UN report

The Burmese Committee in the UK placed the dollar billionaire Mikati and the M1 Group on their «dirty list»Already in 2019. This is a list of people and companies doing business with the violent generals in Myanmar. A UNreport from 2019 also linked M1 Group investments to the military in Myanmar.

See also  VRUTAL/Sony Says It Takes Sex Discrimination Accusations Seriously

– In terms of the UN’s independent international fact missions, M1’s stake in Irrawaddy Green Towers was an investment that would ensure that the country had sufficient infrastructure to meet the population’s needs for telecommunications in Myanmar. All telecommunications operators are dependent on telecommunication towers provided by a number of suppliers, some of which are owned and financed by international investors. These towers offer passive infrastructure to all mobile service providers in the country, to connect the population. It is worth noting that the International Financing Institute (IFC) also invested in the telecommunications tower company to which reference is made, as described in the report of the UN’s independent international fact missions, the spokesman said.

Also read: Telenor complains to the Data Inspectorate: – Fears for the safety of the family

Present in authoritarian regimes

M1 Group has been a major mobile player in authoritarian regimes such as Yemen, Syria, Liberia and Sudan.

– M1 Group has decades of experience in providing important services to people in emerging economies around the world in difficult political situations. The M1 Group has always and will always remain committed to upholding human rights, respecting the laws of the country in which it operates, and at the same time promoting regulations in consumer rights, and especially in data security, data resilience, privacy, connectivity, roaming, internet access and more.

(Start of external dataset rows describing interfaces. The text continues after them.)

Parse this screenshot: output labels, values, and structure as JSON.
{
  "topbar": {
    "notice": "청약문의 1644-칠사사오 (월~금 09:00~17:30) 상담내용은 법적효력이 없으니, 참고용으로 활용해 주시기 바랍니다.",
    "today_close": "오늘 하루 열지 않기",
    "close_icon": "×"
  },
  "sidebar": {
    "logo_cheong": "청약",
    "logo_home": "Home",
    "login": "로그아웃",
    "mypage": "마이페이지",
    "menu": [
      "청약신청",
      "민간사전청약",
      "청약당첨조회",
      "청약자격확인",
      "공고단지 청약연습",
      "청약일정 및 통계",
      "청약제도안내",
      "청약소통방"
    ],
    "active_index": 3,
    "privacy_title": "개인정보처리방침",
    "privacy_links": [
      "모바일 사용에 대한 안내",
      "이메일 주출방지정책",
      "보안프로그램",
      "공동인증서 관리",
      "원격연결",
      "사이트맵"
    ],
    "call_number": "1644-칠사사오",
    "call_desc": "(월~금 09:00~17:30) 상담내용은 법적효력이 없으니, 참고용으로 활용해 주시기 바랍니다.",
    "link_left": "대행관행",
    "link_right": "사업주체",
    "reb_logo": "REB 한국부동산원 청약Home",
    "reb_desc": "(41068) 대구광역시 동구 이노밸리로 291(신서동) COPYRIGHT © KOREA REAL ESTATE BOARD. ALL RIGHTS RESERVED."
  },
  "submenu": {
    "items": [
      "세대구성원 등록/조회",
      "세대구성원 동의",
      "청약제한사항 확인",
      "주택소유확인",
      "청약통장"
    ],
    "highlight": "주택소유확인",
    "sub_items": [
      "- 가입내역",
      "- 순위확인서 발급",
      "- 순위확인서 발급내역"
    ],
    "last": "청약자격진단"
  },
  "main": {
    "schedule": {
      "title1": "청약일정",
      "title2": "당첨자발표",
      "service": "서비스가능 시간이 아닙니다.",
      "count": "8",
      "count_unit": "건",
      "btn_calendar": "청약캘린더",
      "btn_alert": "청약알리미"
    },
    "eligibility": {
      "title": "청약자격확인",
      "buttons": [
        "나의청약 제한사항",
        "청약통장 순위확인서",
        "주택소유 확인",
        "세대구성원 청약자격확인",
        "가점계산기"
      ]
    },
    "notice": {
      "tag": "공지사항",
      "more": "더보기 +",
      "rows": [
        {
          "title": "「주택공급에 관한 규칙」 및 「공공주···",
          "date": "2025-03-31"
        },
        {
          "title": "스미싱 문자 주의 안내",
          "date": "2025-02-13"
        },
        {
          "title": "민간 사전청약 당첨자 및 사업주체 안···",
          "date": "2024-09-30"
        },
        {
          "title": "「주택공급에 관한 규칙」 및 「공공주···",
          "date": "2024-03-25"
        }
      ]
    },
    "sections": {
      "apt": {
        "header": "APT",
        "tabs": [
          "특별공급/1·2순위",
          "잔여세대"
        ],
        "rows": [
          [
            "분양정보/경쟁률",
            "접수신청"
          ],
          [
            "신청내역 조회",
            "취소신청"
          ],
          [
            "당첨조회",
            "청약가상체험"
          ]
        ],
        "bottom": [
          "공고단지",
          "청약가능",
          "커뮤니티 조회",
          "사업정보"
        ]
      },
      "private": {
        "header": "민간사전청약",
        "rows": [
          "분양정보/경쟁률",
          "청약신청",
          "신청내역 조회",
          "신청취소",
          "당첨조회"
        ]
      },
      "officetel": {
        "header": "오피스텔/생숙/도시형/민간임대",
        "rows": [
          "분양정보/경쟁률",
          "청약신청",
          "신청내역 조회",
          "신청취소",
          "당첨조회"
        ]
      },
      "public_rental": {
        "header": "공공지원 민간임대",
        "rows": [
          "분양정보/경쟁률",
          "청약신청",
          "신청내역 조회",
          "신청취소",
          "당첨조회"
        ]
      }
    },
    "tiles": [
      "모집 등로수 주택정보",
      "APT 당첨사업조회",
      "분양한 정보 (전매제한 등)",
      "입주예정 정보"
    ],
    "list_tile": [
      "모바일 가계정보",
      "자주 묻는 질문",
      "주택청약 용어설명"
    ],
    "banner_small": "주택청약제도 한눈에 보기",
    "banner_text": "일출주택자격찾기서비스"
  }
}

– As a responsible company, M1 Group will work tirelessly to promote the human rights of all its employees in Myanmar, and ensure that there is a healthy and safe working environment so that they can better serve their local communities.

See also  British Military Nuclear Weapons Convoy on Highway, Sparks Outrage

– M1 Group’s readiness to work in some of the world’s most challenging markets remains an important part of M1 Group’s mission, and hence the company’s active presence in local communities where there is an urgent need for independent, reliable and proven telecom operators, reads the response.

Also read: Demands that Støre come on the field: – Morally obliged to intervene in disputed sales

Critical of sales

Aye Chan Naing is the editor-in-chief of the Democratic Voice of Burma (DVB), and co-founded the independent radio channel in 1992. The radio channel had to broadcast from Oslo until 2013 because the military junta ruled the country with a brutal iron hand.

Aye Chan Naing said the following about the Telenor sale of M1 Group to Nettavisen earlier this week:

– I can understand that Telenor feels that they have to leave the country due to pressure from the military to hand over data and information about customers, and that this is something that is contrary to Telenor’s standards and values. But what is the point of selling it to another company that is willing to pass on that information? It’s a tricky situation.

– Now all user data about the customers will be handed over to the military, regardless of whether the new owners have or do not have links to the military regime. They bought the company precisely because they live well by complying with the demands of the military, Aye Chan Naing said recently to The online newspaper.

Leave a Comment

This site uses Akismet to reduce spam. Learn how your comment data is processed.